Q1: Are only a limited number
of Filipinos benefiting from Japanese ODA?
A: No, Japan assistance is spread
over various fields and benefits a large number of Filipinos.
It accounts for 33% of all ODA received by the Philippines in 2008 (Source: DAC).
Japan has been the top donor country to the Philippines
for many years. Despite its current economic difficulties,
Japan will continue to support the Philippines, one of
the most important and friendly countries to Japan. Japanese assistance to the Philippines has also been funneled
through multilateral donors such as the World Bank, the
Asian Development Bank (ADB), and various UN agencies.
With the cumulative amount of Japan ODA to the Philippines
totaling US$20.560 billion (1967-2008), the Philippines
ranks as the fourth largest recipient, next to Indonesia, China and India.
Then, how many Filipinos are actually aware that Japanese
ODA has been benefiting their lives? While Japan is known
as a funding source for big projects such as NAIA Terminal
2 and the Second Mandaue-Mactan bridge, many people including
those who directly benefited from Japan assistance, are
sometimes unaware of Japan support in a large number of the projects.
Through the decades, Japanese ODA has been contributing
to Philippine’s development efforts in many fields,
including irrigation, flood control, education, health
care, earthquake detection, rural road network construction/improvement,
water supply, and livelihood programs. For example, the
2,100-km Philippines-Japan Friendship Highway (Pan Philippine
Highway) was constructed under Japanese ODA loan. For
sure, you can find Japan-supported projects all over the Philippines, as well as
Japanese experts and Japanese volunteers.
Q2: Is Japanese ODA used
for promoting the export of Japanese goods and services?
A: No. 95% of Japanese ODA is open
to non–Japanese goods and services.
With regard to the procurement system, the types of
ODA can be internationally categorized into tied and
untied. Untied ODA means that procurement of goods and
services necessary for ODA projects is open to those of

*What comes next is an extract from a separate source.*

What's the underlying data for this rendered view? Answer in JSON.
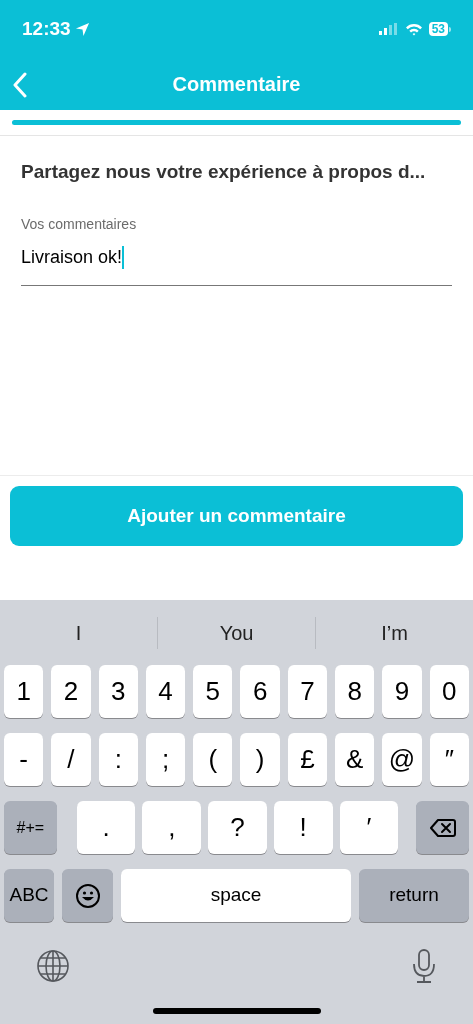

any country. In 2007, the ratio of Japan untied ODA worldwide
is 95.1%, which shows that most of Japanese ODA projects
are not limited to using Japanese goods and services alone.
Some people still misunderstand, if not misinformed,
that Japanese ODA is used in export promotion and only
profits Japanese companies. That was actually once true,
from the 1960s up to the mid-80s, when Japan ODA financing
contributed to promote its exports of businesses. During
this period, most projects were tied to Japan, but things
have since changed. It is therefore unfortunate that some
people still confuse the old practice as still existing.
Q3: Is Japanese ODA ill-balanced
A: No. Loans, grants, and technical
assistance are well-balanced to meet various needs. Loans
are suitable for promoting self-help development efforts.
Japan provides assistance in three
forms: loans, grants, and technical assistance. The breakdown
of Japanese ODA in 2008 is as follows: US $7050.81 million
in loans, US $4780.69 million in grants, US $3057.82 million
technical assistance (on a gross disbursement basis).
A large portion of Japanese ODA, especially that extended
to middle-level developing countries, has been in the
form of loans because Japan firmly believes that ODA should
be used to support the self-help efforts of developing
countries. ODA loans, with their repayment obligations,
are more effective in facilitating development in middle-level
developing countries, making the recipient governments
more carefully appraise how such loans are effectively
and efficiently allocated for specific projects.
Furthermore, loans make it possible for recipient governments
to invest in large-scale socio-economic infrastructure
as well as respond to the vast fund demands of societies
that grants cannot serve. In fact, in the process of its
own national reconstruction after World War II, Japan
borrowed money from the World Bank to construct large-scale
Loan conditions under Japanese ODA to all developing
countries in the world are extremely concessional. On
the average, in 2000, the interest rate was 1.34% and
the term of repayment was 33 years and two (2) months,
including a grace period of nine (9) years and ten (10)
months. These conditions are quite favorable as compared
to loans from other multilateral donors. Because Japanese
ODA loans are not administered on a self-paying basis,
their very concessional terms are afforded by their built-in
grant component, which is actually borne by the Japan
On the other hand, Japan caters to poor areas and social
projects mainly through grants and technical assistance.
In the health sector, for example, the upgrading and expansion
of medical and health facilities and the training of personnel
are among the priority areas of its grant and technical
Q4: Does Japanese ODA contradict
the needs of the Philippines?
A: No. The Philippine government
alone proposes ODA projects on behalf of the Filipino people.
Japan highly respects the self-help efforts of every
developing country. Thus, Japanese ODA, in principle,
is extended upon the request of the governments of developing
countries. In the case of the Philippines, government
agencies and LGUs submit project proposals to NEDA for
its evaluation. After the respective approval by NEDA
and the ICC, the Philippine government makes an official
request for its short-listed priority projects to the
Japanese government, which then carefully appraises those
projects and approves those that are most necessary and
Appropriate utilization of ODA is most important not
only for the Philippines but also for Japan, since ODA
funds originally come from Japan taxpayers.
In order to implement its ODA more effectively and efficiently,
the Japanese Embassy closely coordinates policies and programs with the Japan International Cooperation Agency
(JICA), the development assistance implementing agencies operating under the Government of Japan.
Q5: Is Mindanao the least
priority region of Japan ODA?
No. Assistance for Mindanao is one of the three main pillars of Japan's ODA for the Philippines. Japan is firmly committed to alleviating poverty and consolidating peace in Mindanao through ODA.
Under Japan's country assistance program for the Philippines, the Government of Japan places assistance for Mindanao as one of the three pillars. To pursue the goal of peace and stability in Mindanao, the Government of Japan launched J-BIRD ( Japan- Bangsamoro Initiatives for Reconstruction and Development) in December 2006, which is designed to contribute to the peace process and development in the Conflict-Affected Areas in Mindanao (CAAM) and the surrounding areas in the ARMM (Autonomous Region in Muslim Mindanao).
The objective of J-BIRD is to enable the people and the communities in the target areas to enjoy the “dividends of peace” through the Japanese ODA on the basis of “Human Security” principles. As of now, the total amount of the J-BIRD assistance is approximately Y11.23B (PHP5.92B).